All Big Tech stories

Aug 18, 2021 - World

Facebook stands by its ban on Taliban

An Afghan reporter browses the Taliban's website in the newsroom at Maiwand TV station in Kabul in February 2019. Photo: Wakil Kohsar/AFP via Getty Images

Facebook and its entities Instagram and WhatsApp reaffirmed their ban on Taliban-related accounts Wednesday, citing the company's "Dangerous Individuals and Organizations" policy, the New York Times reports.

Why it matters: How social media companies choose to handle the Taliban's victory in Afghanistan will impact how effectively the group is able to communicate to the people it will now govern.

T-Mobile says hackers stole information on over 40 million people

Photo: David Paul Morris/Bloomberg via Getty Images

Personal data, including Social Security numbers, of more than 40 million former and prospective customers who applied for T-Mobile credit were exposed in a data breach, the company said Tuesday.

The big picture: About 7.8 million current T-Mobile postpaid customers were also affected. Some of the data accessed included names, dates of birth, SSN and driver's license/ID information.

Atari reports losses, 45% decline in licensing revenue

An Atari video game console and joystick. Photo: Bill O'Leary/The Washington Post via Getty Images

The newest version of legendary gaming company Atari is in the red for the year, reporting a loss of €5.2 million ($6 million) for the past year.

Why it matters: The current Atari announced an eyebrow-raising restructuring this spring, and signs of success are still a long way off.

Aug 1, 2021 - Technology

Zoom agrees to pay $85M to settle privacy suit

Photo: Tiffany Hagler-Geard/Bloomberg via Getty Images

Zoom agreed to pay $85 million and fortify its privacy features to settle a lawsuit claiming the company violated users' privacy rights by sharing data with tech companies and allowing hackers to jump into zoom calls, Reuters reports.

Why it matters: Zoom became many people's go-to platform for both work and social interaction during the pandemic, but this isn't the first time the platform has been asked to step up its privacy measures.

Wall Street braces for blowout Big Tech earnings

Illustration: Sarah Grillo/Axios

The world’s biggest tech companies are about to open up their books — and some are expected to serve up record-shattering numbers.

Why it matters: The pandemic made many Americans even more dependent on these companies.

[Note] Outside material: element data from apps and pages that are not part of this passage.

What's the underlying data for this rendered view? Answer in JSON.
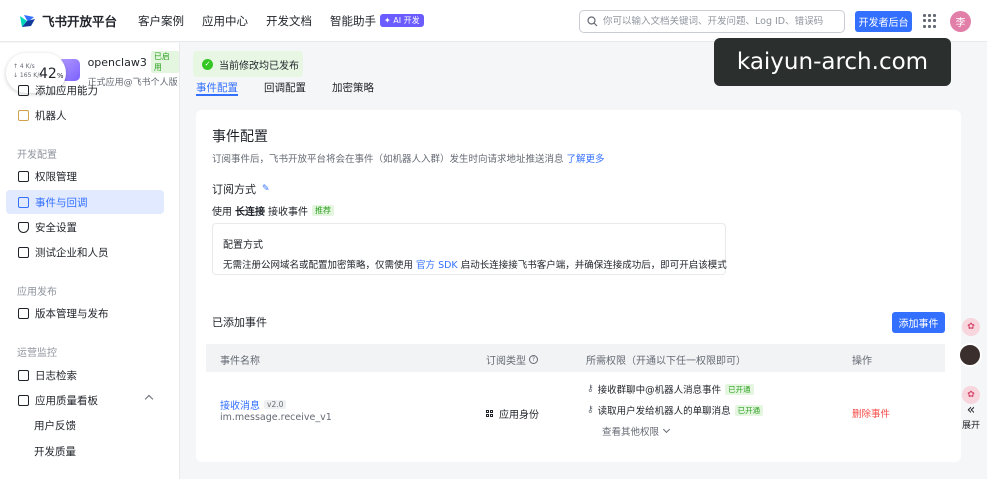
{
  "brand": {
    "name": "飞书开放平台"
  },
  "nav": {
    "links": [
      "客户案例",
      "应用中心",
      "开发文档",
      "智能助手"
    ],
    "ai_badge": "✦ AI 开发",
    "search_placeholder": "你可以输入文档关键词、开发问题、Log ID、错误码",
    "dev_console": "开发者后台",
    "avatar": "李"
  },
  "speed": {
    "up": "↑ 4  K/s",
    "down": "↓ 165 K/s",
    "value": "42",
    "unit": "%"
  },
  "app": {
    "name": "openclaw3",
    "status": "已启用",
    "subtitle": "正式应用@飞书个人版"
  },
  "toast": {
    "text": "当前修改均已发布"
  },
  "watermark": "kaiyun-arch.com",
  "sidebar": {
    "items_top": [
      {
        "label": "添加应用能力"
      },
      {
        "label": "机器人"
      }
    ],
    "group_dev": "开发配置",
    "items_dev": [
      {
        "label": "权限管理"
      },
      {
        "label": "事件与回调"
      },
      {
        "label": "安全设置"
      },
      {
        "label": "测试企业和人员"
      }
    ],
    "group_release": "应用发布",
    "items_release": [
      {
        "label": "版本管理与发布"
      }
    ],
    "group_ops": "运营监控",
    "items_ops": [
      {
        "label": "日志检索"
      },
      {
        "label": "应用质量看板"
      }
    ],
    "items_sub": [
      {
        "label": "用户反馈"
      },
      {
        "label": "开发质量"
      }
    ]
  },
  "tabs": [
    "事件配置",
    "回调配置",
    "加密策略"
  ],
  "event_config": {
    "title": "事件配置",
    "desc": "订阅事件后，飞书开放平台将会在事件（如机器人入群）发生时向请求地址推送消息",
    "learn_more": "了解更多",
    "subscribe_title": "订阅方式",
    "use_prefix": "使用",
    "use_mode": "长连接",
    "use_suffix": "接收事件",
    "recommend": "推荐",
    "config_title": "配置方式",
    "config_text_1": "无需注册公网域名或配置加密策略，仅需使用",
    "config_link": "官方 SDK",
    "config_text_2": "启动长连接接飞书客户端，并确保连接成功后，即可开启该模式"
  },
  "added_events": {
    "title": "已添加事件",
    "add_button": "添加事件",
    "columns": [
      "事件名称",
      "订阅类型",
      "所需权限（开通以下任一权限即可）",
      "操作"
    ],
    "rows": [
      {
        "name": "接收消息",
        "version": "v2.0",
        "code": "im.message.receive_v1",
        "type": "应用身份",
        "permissions": [
          {
            "label": "接收群聊中@机器人消息事件",
            "status": "已开通"
          },
          {
            "label": "读取用户发给机器人的单聊消息",
            "status": "已开通"
          }
        ],
        "more": "查看其他权限",
        "action": "删除事件"
      }
    ]
  },
  "right_float": {
    "expand": "展开"
  }
}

That put a massive gust of wind — to the tune of billions of dollars — into the sails of Big Tech.

Ina Fried, author of Login
Jul 22, 2021 - Technology

Exclusive: Where Amazon wants to take Alexa

Amazon's Dave Limp addressing an event in 2018. Photo by Stephen Brashear/Getty Images

While many people think of Alexa as just the voice behind Amazon's smart speaker, Amazon sees it as the first step towards something more akin to "Star Trek's" remarkably versatile talking computer.

Why it matters: So-called "ambient computing" is seen as the next big wave of computing, where information is personal and delivered in the best way possible given the combination of devices one has nearby.

"Psychonauts 2" developers say Microsoft purchase helped make the game bigger

Screenshot: Double Fine/Microsoft

Microsoft's 2019 purchase of Double Fine gave the studio's developers the peace of mind and added finances to make next month's "Psychonauts 2" a bigger and possibly better game, its developers told Axios.

Why it matters: A comedic follow-up to 2005 cult classic about adventuring through people's minds, "Psychonauts 2" has taken a strange path to existing at all.

Biden clarifies vaccine comments: "Facebook isn't killing people"

President Biden attempted to clarify comments he made last week about Facebook, saying on Monday that the company itself is not "killing people" — but those who post misinformation about COVID-19 vaccines are.

Why it matters: The Biden administration has ratcheted up pressure on social media companies, especially Facebook, to increase their efforts to eliminate misinformation on vaccines and the virus from their platforms.

Gaming insiders spooked by pay-for-engagement plans

Illustration: Annelise Capossela/Axios

Google's announcement of a plan to pay some game developers based on how much their games are played has stirred concerns among industry insiders about the downside of game subscription economics.

Why it matters: The concern over engagement-based payments is that they incentivize developers to make games that are artificially longer or that pressure their players to keep coming back.

Facebook calls on FTC chair Khan to recuse from antitrust case

Photo: Michaela Handrek-Rehle/Bloomberg via Getty Images

Facebook on Wednesday filed a petition for Federal Trade Commission chair Lina Khan to recuse herself from any decision-making about whether and how to continue the agency's antitrust case against the social media giant.

Why it matters: Khan, a vocal critic of Big Tech's power, took over leadership of the agency as it weighs whether to refile its complaint against the company after a judge dismissed it last month.